Today marks the 4th anniversary of President George W. Bush’s declaration that major combat operations had ended in Iraq under a banner that read “Mission Accomplished.” A more realistic slogan for the president’s banner would have been “Wishful Thinking.”
Today The Washington Post reported:
The deaths of more than 100 American troops in April made it the deadliest month so far this year for U.S. forces in Iraq, underscoring the growing exposure of Americans as thousands of reinforcements arrive for an 11-week-old offensive to tame sectarian violence.
Over 3,300 Americans have now been killed in Iraq and as many as 600,000 civilians have lost their lives.
National Public Radio reports today that the armed forces have to accept higher numbers of high school drop outs and ex-cons to meet recruiting goals.
The United States Congress will present legislation today to the president that requires the U.S. to start a withdrawal from Iraq by October 1. The president (whose popularity has fallen to as low as 28% in recent polls) has promised to veto the legislation.
Religious leaders across the globe have been calling on the U.S. to leave Iraq.
The Rev. Bob Edgar, general secretary of the National Council of Churches USA, said this spring:
Leaders from Christian churches and other faith traditions sought peaceful solutions before the March 19, 2003 invasion. A delegation went to Iraq in December 2002. They met with government officials and prayed with Iraqi Christians.
At the same time 46 religious leaders, many from the member communions of the National Council of Churches USA (NCC), representing millions of faithful Americans, sought a meeting with President Bush to discuss the threat of war. Exactly two weeks before the invasion a letter from the White House stated the president's schedule would not permit such a meeting.
The leaders of nearly every major religious body in the U.S. had spoken out against the Iraq war. The NCC delegation called such a preemptive war, immoral, illegal and theologically illegitimate.
It is the life and ministry of Jesus Christ that prompted our stand then and compels us now to reiterate the continued prosecution of this war is immoral. It should be ended as quickly as possible. Our troops should be brought home and cared for in decent military hospitals to repair their broken bodies and damaged minds.
Our churches will offer our returned soldiers safe places to soothe their souls. Our churches will offer millions of dollars to relief agencies to help rebuild Iraq and comfort the innocent victims of a war they did not ask for. Our churches will continue to pray for peace. And we will pray for forgiveness and seek repentance for our nation for the unnecessary deaths and destruction caused to God’s family.
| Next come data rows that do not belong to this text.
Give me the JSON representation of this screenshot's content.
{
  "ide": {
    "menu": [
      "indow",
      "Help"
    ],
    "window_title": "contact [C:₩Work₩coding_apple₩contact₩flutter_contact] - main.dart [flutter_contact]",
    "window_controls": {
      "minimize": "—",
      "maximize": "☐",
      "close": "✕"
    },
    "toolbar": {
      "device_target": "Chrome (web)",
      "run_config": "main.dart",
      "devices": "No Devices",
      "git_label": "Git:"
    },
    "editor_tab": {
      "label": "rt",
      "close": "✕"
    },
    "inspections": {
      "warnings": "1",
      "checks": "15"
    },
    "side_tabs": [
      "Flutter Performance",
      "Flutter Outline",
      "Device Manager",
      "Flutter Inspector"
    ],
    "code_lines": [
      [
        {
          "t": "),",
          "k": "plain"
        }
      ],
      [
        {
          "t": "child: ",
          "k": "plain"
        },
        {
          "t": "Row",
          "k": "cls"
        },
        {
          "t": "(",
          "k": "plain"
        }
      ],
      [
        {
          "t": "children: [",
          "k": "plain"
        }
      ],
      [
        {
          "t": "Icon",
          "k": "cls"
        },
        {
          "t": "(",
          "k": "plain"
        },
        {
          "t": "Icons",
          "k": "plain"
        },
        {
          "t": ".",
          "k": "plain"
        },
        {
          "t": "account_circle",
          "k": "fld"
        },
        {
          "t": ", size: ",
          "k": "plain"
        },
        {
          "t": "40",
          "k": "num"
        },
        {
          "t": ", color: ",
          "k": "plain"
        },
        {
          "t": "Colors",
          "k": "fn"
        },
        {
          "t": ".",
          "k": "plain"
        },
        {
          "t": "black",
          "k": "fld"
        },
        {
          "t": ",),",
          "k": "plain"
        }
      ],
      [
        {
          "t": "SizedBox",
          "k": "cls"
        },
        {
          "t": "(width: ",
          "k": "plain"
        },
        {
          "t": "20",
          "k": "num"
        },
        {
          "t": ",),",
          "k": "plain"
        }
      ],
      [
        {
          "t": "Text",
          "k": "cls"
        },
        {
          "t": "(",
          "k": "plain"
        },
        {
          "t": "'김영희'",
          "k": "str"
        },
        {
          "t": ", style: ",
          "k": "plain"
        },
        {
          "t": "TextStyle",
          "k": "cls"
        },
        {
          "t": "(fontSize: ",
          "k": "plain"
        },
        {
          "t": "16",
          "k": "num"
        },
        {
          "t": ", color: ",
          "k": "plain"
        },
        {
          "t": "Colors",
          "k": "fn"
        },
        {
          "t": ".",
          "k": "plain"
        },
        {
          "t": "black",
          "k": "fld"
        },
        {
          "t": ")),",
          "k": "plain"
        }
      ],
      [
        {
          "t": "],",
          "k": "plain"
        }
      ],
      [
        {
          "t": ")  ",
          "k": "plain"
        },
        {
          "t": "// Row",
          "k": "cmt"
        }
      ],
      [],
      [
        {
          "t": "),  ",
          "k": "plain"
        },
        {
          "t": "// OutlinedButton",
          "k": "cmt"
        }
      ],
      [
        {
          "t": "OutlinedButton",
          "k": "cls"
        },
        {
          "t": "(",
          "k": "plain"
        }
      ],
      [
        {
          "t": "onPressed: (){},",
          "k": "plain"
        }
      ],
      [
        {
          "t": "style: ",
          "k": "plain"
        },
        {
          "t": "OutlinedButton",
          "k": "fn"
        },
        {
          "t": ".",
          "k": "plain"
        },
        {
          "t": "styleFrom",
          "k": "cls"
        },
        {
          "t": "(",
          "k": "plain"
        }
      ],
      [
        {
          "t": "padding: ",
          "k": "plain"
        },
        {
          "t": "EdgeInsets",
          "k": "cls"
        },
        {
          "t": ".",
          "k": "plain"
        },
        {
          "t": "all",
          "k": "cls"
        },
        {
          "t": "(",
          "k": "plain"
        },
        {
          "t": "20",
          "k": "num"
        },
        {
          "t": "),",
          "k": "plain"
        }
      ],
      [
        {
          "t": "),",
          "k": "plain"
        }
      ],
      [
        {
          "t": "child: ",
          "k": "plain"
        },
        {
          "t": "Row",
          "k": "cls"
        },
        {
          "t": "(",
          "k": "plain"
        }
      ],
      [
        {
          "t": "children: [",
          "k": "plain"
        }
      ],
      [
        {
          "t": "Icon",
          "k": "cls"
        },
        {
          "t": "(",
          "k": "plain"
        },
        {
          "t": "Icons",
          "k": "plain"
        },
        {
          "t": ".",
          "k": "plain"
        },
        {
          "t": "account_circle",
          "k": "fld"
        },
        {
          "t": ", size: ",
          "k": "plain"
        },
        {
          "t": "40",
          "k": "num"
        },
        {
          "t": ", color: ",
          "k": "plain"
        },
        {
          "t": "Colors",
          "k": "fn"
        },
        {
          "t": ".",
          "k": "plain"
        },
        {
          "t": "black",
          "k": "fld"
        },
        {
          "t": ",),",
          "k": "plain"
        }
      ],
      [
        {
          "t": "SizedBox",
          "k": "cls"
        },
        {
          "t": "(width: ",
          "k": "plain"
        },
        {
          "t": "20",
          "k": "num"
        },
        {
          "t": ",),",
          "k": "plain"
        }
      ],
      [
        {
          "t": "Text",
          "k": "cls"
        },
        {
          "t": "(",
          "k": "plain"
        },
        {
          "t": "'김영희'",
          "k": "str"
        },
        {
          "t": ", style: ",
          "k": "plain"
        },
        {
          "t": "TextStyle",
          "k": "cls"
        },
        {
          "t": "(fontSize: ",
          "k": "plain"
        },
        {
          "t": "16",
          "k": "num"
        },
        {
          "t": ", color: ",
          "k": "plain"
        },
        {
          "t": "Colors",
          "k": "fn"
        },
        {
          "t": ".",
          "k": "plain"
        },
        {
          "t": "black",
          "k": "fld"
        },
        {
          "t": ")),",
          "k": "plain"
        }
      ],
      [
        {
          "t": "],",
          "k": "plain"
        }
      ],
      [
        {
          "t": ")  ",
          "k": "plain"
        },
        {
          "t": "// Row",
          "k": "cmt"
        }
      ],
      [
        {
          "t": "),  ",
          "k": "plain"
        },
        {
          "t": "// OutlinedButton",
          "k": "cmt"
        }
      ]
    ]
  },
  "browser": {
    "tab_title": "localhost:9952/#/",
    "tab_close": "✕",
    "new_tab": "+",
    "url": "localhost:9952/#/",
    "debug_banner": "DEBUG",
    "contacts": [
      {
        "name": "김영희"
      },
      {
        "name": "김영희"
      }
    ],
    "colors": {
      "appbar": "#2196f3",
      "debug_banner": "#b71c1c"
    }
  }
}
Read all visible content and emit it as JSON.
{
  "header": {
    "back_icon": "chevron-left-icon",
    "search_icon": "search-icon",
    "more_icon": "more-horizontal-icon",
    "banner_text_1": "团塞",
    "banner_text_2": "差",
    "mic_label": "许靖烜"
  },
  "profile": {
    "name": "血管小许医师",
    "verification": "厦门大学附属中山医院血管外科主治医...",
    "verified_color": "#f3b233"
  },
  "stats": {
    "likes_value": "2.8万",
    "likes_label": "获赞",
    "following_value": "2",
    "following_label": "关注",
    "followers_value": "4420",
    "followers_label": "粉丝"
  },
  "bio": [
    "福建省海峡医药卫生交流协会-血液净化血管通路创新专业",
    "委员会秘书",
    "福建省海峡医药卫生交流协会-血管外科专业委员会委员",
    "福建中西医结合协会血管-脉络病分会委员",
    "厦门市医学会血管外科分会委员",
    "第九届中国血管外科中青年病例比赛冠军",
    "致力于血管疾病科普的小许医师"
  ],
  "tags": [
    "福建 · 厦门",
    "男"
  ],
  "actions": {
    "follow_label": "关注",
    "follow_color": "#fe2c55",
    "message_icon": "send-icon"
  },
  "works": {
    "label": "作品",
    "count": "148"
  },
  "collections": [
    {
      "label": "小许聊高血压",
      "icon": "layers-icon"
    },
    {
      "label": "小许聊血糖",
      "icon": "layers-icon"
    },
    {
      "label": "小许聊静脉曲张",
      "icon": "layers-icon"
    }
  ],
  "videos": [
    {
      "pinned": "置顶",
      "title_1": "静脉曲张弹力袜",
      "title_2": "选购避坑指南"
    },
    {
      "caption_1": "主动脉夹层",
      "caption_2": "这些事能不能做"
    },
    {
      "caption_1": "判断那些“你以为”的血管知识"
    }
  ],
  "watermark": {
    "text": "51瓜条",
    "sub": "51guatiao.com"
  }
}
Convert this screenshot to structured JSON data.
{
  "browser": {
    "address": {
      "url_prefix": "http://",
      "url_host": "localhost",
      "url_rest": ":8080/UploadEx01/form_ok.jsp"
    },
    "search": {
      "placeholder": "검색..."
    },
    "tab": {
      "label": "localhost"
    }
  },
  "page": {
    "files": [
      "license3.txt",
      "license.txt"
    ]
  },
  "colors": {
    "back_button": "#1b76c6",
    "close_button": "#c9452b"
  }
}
Pray for our country to have the wisdom to end the occupation of Iraq and pray for the world to have the wisdom to seek peace in the wake of so much destruction and death that has been caused by terrorists and nation-states alike. Lord have mercy.